Goal of the exercise ->
From the listing below, extract every line in which the word "lines" appears.

---------- Data extracts

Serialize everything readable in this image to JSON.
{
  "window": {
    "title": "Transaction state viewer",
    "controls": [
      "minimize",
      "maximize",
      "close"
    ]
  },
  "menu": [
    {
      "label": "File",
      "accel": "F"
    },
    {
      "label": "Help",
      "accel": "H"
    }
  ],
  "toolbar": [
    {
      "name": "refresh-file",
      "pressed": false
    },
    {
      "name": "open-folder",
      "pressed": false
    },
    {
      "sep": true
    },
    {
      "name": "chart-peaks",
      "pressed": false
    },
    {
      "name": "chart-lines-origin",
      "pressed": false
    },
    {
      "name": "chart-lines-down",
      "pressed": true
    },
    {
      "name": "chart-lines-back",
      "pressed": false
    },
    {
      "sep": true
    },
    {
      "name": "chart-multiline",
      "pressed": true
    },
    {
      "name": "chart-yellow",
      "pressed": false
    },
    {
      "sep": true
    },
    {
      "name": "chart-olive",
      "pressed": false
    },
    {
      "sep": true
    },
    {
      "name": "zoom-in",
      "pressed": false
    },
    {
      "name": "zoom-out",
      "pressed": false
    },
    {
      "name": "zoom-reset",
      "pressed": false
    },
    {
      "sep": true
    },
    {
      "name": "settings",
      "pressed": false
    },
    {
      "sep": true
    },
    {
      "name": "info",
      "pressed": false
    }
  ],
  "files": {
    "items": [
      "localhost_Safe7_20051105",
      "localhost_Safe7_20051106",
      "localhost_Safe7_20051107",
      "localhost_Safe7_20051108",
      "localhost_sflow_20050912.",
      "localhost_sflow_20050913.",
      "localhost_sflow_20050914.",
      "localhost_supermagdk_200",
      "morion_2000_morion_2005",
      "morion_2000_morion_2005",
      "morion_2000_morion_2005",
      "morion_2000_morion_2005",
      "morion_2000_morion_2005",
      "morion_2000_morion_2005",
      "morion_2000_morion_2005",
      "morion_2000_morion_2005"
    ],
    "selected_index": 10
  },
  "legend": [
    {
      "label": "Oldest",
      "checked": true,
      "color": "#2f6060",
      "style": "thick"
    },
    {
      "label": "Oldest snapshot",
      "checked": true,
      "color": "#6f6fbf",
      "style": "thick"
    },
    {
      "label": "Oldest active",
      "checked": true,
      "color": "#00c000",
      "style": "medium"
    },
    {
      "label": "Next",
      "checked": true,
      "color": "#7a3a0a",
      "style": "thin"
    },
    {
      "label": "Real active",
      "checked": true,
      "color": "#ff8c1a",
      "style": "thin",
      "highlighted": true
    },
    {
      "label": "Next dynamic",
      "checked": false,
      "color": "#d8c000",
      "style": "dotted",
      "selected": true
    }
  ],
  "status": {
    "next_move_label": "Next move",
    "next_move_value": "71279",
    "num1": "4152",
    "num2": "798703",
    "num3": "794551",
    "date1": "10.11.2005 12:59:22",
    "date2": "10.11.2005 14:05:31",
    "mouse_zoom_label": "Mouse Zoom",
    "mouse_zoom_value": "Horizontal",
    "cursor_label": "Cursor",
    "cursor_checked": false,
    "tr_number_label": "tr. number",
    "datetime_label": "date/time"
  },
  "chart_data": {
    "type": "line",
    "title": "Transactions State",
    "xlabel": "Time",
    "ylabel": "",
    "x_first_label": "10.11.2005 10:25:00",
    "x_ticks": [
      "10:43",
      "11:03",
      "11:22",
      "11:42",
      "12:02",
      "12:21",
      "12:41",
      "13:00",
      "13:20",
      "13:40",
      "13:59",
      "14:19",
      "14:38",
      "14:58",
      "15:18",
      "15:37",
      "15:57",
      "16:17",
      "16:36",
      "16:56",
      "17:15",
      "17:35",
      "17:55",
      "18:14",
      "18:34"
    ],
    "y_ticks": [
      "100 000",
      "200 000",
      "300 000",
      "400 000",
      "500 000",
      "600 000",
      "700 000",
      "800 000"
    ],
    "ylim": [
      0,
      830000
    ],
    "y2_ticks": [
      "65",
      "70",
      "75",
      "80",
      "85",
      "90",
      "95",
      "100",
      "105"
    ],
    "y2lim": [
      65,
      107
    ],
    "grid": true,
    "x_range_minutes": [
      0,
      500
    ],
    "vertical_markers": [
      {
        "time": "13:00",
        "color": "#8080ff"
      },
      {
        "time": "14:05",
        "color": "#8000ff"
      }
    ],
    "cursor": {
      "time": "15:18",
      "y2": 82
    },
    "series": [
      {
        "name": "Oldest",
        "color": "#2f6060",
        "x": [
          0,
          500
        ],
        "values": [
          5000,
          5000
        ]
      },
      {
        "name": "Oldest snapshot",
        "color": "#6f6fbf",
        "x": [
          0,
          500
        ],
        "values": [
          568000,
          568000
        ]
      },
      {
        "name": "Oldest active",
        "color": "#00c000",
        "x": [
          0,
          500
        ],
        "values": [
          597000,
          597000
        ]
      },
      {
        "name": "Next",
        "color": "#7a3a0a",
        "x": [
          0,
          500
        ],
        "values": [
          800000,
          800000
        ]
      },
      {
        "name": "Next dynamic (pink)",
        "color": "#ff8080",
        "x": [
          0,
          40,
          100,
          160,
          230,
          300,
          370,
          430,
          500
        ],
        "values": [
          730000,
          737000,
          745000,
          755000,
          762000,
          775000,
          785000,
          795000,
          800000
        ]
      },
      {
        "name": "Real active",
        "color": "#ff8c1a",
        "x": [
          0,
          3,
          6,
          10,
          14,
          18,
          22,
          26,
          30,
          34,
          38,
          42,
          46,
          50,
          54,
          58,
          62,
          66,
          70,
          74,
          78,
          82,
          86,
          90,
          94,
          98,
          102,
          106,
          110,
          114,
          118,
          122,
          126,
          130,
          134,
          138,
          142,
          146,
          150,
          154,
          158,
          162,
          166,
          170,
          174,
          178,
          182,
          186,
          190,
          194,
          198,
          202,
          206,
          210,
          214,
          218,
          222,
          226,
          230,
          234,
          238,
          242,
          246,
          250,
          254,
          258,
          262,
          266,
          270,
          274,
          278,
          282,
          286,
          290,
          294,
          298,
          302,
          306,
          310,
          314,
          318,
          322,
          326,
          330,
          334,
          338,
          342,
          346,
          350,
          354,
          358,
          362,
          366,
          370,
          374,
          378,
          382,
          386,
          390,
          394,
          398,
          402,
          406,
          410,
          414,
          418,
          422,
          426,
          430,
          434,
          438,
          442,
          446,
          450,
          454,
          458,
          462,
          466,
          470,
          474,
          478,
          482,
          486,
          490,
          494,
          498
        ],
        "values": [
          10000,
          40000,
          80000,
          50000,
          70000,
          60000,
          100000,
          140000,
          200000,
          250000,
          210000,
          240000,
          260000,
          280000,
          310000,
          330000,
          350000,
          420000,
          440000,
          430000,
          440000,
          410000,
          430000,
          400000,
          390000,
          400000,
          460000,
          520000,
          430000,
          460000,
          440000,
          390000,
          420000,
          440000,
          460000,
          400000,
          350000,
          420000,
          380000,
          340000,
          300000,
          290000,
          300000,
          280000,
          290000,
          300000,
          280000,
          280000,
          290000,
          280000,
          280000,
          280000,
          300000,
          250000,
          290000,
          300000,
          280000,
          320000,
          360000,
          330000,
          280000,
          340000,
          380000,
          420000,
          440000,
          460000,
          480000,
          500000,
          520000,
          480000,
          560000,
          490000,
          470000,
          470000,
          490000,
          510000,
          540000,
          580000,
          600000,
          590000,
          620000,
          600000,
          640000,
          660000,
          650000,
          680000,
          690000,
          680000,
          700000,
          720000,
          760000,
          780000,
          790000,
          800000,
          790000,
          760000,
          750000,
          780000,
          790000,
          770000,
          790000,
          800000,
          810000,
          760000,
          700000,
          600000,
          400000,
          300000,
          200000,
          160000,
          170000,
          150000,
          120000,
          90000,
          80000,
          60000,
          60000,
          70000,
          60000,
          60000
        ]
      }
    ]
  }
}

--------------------

Output ->
      "name": "chart-lines-origin",
      "name": "chart-lines-down",
      "name": "chart-lines-back",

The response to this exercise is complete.